■ **Study material**

- - - -

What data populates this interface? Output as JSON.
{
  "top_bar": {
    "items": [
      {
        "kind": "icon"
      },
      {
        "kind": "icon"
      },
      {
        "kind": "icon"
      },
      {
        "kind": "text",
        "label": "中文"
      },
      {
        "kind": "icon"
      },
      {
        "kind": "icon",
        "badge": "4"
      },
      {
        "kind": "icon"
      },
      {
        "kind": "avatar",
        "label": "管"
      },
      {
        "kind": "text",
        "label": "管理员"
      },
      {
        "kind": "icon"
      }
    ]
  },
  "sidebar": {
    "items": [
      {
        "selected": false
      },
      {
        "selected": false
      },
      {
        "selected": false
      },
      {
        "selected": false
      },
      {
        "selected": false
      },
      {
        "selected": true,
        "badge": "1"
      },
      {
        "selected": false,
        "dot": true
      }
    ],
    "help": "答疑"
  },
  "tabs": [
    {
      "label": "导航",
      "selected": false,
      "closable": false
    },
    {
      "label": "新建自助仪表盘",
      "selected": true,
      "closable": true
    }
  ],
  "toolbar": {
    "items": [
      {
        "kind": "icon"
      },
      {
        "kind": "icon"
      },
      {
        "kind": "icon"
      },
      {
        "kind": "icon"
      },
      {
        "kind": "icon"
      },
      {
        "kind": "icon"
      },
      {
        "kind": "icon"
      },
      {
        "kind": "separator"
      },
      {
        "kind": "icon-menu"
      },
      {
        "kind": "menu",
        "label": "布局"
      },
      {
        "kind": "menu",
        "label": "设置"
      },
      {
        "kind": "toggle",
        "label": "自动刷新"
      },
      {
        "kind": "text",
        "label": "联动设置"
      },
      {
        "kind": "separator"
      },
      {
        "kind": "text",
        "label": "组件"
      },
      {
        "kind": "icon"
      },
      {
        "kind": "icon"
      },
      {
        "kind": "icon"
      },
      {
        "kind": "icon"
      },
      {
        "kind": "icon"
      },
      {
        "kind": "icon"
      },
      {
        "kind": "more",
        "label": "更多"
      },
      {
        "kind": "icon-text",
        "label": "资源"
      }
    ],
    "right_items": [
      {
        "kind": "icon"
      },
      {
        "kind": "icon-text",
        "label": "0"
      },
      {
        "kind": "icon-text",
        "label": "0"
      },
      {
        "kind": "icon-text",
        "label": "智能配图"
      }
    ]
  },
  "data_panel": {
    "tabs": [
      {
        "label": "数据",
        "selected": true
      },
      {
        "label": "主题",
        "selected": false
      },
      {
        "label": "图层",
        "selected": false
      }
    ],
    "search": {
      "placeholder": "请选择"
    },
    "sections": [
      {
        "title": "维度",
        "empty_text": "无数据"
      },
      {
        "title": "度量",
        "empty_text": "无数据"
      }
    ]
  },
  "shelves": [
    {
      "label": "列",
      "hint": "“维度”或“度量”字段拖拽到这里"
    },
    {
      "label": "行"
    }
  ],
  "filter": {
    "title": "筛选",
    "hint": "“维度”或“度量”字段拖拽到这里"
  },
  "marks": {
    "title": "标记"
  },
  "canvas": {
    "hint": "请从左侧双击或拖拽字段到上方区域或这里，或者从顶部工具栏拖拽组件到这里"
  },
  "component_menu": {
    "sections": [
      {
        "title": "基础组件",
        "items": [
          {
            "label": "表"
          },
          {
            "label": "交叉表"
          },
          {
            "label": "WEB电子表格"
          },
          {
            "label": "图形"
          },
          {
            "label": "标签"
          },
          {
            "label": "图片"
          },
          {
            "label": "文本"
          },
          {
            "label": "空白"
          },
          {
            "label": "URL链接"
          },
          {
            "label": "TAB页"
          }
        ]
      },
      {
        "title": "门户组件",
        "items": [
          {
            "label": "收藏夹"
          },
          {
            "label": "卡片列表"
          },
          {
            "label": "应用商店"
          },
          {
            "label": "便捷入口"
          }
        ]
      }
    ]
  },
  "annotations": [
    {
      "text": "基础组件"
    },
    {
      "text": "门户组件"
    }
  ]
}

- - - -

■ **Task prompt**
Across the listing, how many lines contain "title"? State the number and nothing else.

■ **Expected answer**
6